Pimple-like bumps on the body usually present themselves within two to seven weeks after contact with someone who has the virus.
MC is transferred by direct skin to skin contact with someone with the infection. It can be transmitted through sexual and non-sexual contact. It is detected by careful examination of the skin.
MC is easily treated by freezing the lumps off of the body. Alternatively, the core of the lump, which contains the virus, can be extracted with a fine needle. The virus stays in the skin for life.
There are no specific means to prevent picking up MC, however getting treated quickly will reduce the chances of passing it on and will reduce the amount of MC in the community.
Pubic Lice (Crabs)
Pubic Lice (Crabs) are small parasites that grip onto the hair in the genital area.Keep reading…
Scabies are tiny mites (smaller than crabs) that burrow under the skin to lay eggs.Keep reading…
Syphilis is a bacterial infection that infects the penis, throat or anus and then spreads to different parts of the body through the bloodstream.Keep reading…
Thrush (Candidiasis) is an infection caused by yeast called Candida Albicans.Keep reading…
Chlamydia is a bacterial infection that can infect the mucous lining of the penis, anus or eyes.Keep reading…
Gonorrhoea is a bacterial infection that lives in the mucous lining of the penis, throat, anus or eyes.Keep reading…
Gut Infections are caused by bacteria (such as amoebiasis, shigellosis, giardiasis and salmonellosis).Keep reading…
Hepatitis A, B & C

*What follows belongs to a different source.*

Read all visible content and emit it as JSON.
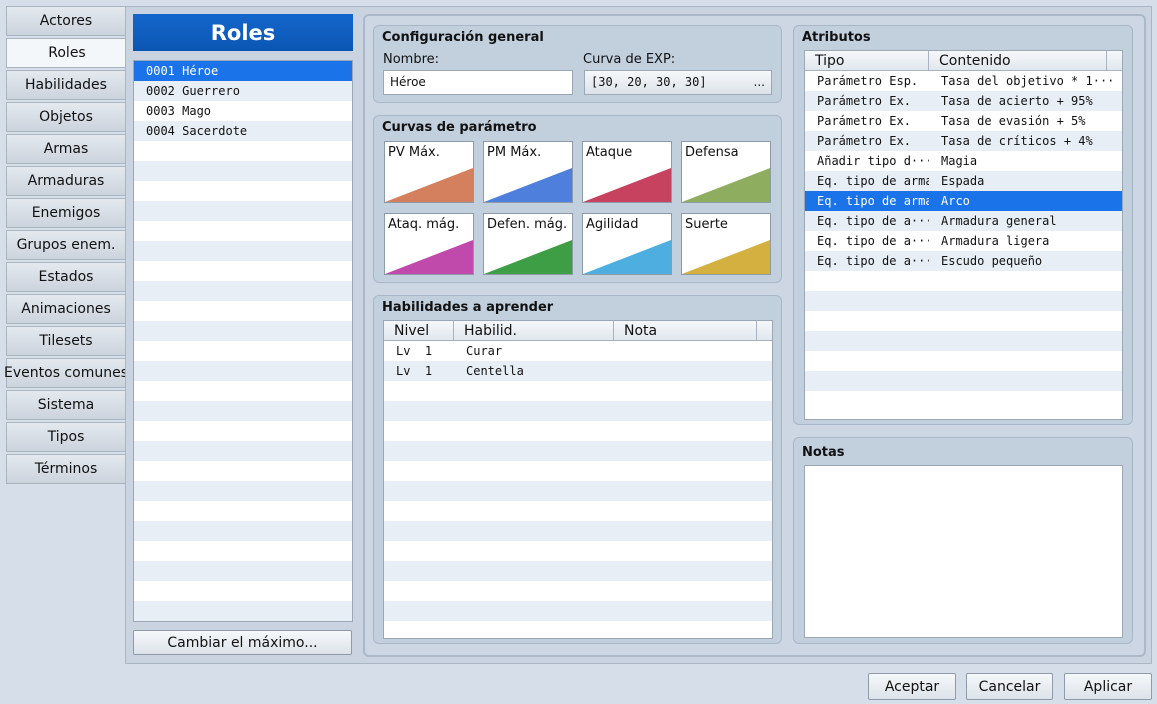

Hepatitis A, B & C are all viruses that cause inflammation of the liver. There are three different kinds of Hepatitis. Each has different symptoms and different treatments.Keep reading…
Herpes (HSV) presents in two different types: cold sores or genital herpes.Keep reading…
Human Papillomavirus (HPV)
Human Papillomavirus (Warts) is the virus that can cause warts on the penis, anus or surrounding areas.Keep reading…
Lymphogranuloma venereum (LGV)
LGV is a particularly virulent form of the Chlamydia bacteria. It is still rare, but it may become more common over time.Keep reading…
The NZAF network